Living Autism Out Loud, LLC (LAOL) was founded with the goal of decreasing and eventually eliminating cultural barriers that Black and Indigenous People of Color (BIPOC) (parents) face when accessing services and supports for their children with Autism and/or Intellectual Developmental Disabilities. 

 

By including the "parent voice" in professional support and services, LAOL focuses on improving family and provider partnership through culturally responsive training, curriculum development; in person and online presentations and parent lead panel discussions.

goal

To provide culturally responsive trainings and culturally responsive curriculum development to human service agencies, educational institutions and service providers.

Our aim is to reduce and eventually eliminate barriers  that BIPOC families  face when accessing services for their children with autism spectrum disorder (ASD) and/or Intellectual Developmental

 

Disabilities.

mission

Our mission is to safe guard families of children with ASD and/or intellectual developmental disabilities against discriminatory

treatment when accessing services such as education, medical, dental, and  behavioral health.

 

Our focus is on communities that have been historically marginalized, oppressed and often devalued.
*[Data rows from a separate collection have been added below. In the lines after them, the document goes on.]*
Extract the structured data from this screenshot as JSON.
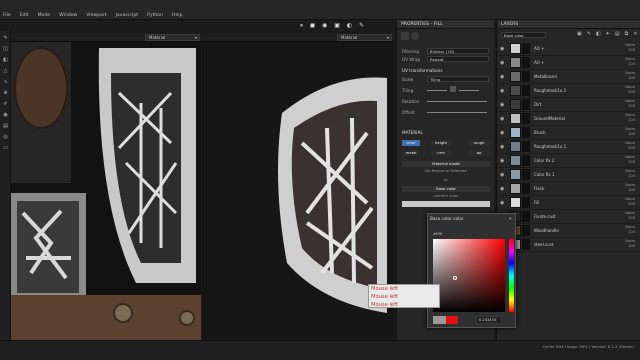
{
  "menu": [
    "File",
    "Edit",
    "Mode",
    "Window",
    "Viewport",
    "Javascript",
    "Python",
    "Help"
  ],
  "view2d": {
    "mode": "Material"
  },
  "view3d": {
    "mode": "Material"
  },
  "properties": {
    "title": "PROPERTIES - FILL",
    "filtering_label": "Filtering",
    "filtering_value": "Bilinear | HQ",
    "uvwrap_label": "UV Wrap",
    "uvwrap_value": "Repeat",
    "uv_section": "UV transformations",
    "scale_label": "Scale",
    "scale_value": "Tiling",
    "tiling_label": "Tiling",
    "rotation_label": "Rotation",
    "offset_label": "Offset",
    "material_section": "MATERIAL",
    "channels": [
      "color",
      "height",
      "rough",
      "metal",
      "nrm",
      "ao"
    ],
    "material_mode": "Material mode",
    "no_resource": "No Resource Selected",
    "or": "or",
    "base_color": "Base color",
    "uniform_color": "uniform color"
  },
  "layers": {
    "title": "LAYERS",
    "channel": "Base color",
    "items": [
      {
        "name": "AO +",
        "blend": "Norm",
        "opacity": "100",
        "thumb": "#cfcfcf"
      },
      {
        "name": "AO +",
        "blend": "Norm",
        "opacity": "100",
        "thumb": "#8a8a8a"
      },
      {
        "name": "Metalbrand",
        "blend": "Norm",
        "opacity": "100",
        "thumb": "#6b6b6b"
      },
      {
        "name": "Roughmask1a 2",
        "blend": "Norm",
        "opacity": "100",
        "thumb": "#4e4e4e"
      },
      {
        "name": "Dirt",
        "blend": "Norm",
        "opacity": "100",
        "thumb": "#3b3b3b"
      },
      {
        "name": "GroundMaterial",
        "blend": "Norm",
        "opacity": "100",
        "thumb": "#bdbdbd"
      },
      {
        "name": "Brush",
        "blend": "Norm",
        "opacity": "100",
        "thumb": "#9fb3c8"
      },
      {
        "name": "Roughmask1a 1",
        "blend": "Norm",
        "opacity": "100",
        "thumb": "#6f7f90"
      },
      {
        "name": "Color fix 2",
        "blend": "Norm",
        "opacity": "100",
        "thumb": "#7d8c99"
      },
      {
        "name": "Color fix 1",
        "blend": "Norm",
        "opacity": "100",
        "thumb": "#8e9aa5"
      },
      {
        "name": "Fleck",
        "blend": "Norm",
        "opacity": "100",
        "thumb": "#a7a7a7"
      },
      {
        "name": "Fill",
        "blend": "Norm",
        "opacity": "100",
        "thumb": "#dcdcdc"
      },
      {
        "name": "Fixate.cust",
        "blend": "Norm",
        "opacity": "100",
        "thumb": "#2a2a2a"
      },
      {
        "name": "Woodhandle",
        "blend": "Norm",
        "opacity": "100",
        "thumb": "#5a4030"
      },
      {
        "name": "steel.cust",
        "blend": "Norm",
        "opacity": "100",
        "thumb": "#999"
      }
    ]
  },
  "colorpicker": {
    "title": "Base color color",
    "hex": "#f00",
    "value": "0.243453",
    "hue_color": "#ff0000"
  },
  "tooltip": [
    "Mouse left",
    "Mouse left",
    "Mouse left"
  ],
  "status": "Cache Disk Usage: 99% | Version: 6.1.2 (Steam)"
}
We address these discriminatory practices by training service providers on how to engage with and support BIPOC families of children with autism and/or IDD using culturally responsive practices. 

 

 Our services include: culturally responsive curriculum development, in person and online presentations, training, and parent lead panel discussions.  

 

Our services are designed for services  providers who are actively working to address and eventually eradicate discretionary practices, microaggressions and inequities in their organizations. 

vision

Living Autism Out Loud, LLC envisions a space where BIPOC families of children with ASD and other intellectual developmental disabilities are seen as valuable members of society.

Valuable members who are worthy of accessing services that will promote growth; improve quality of life and  provide long term gains without barriers.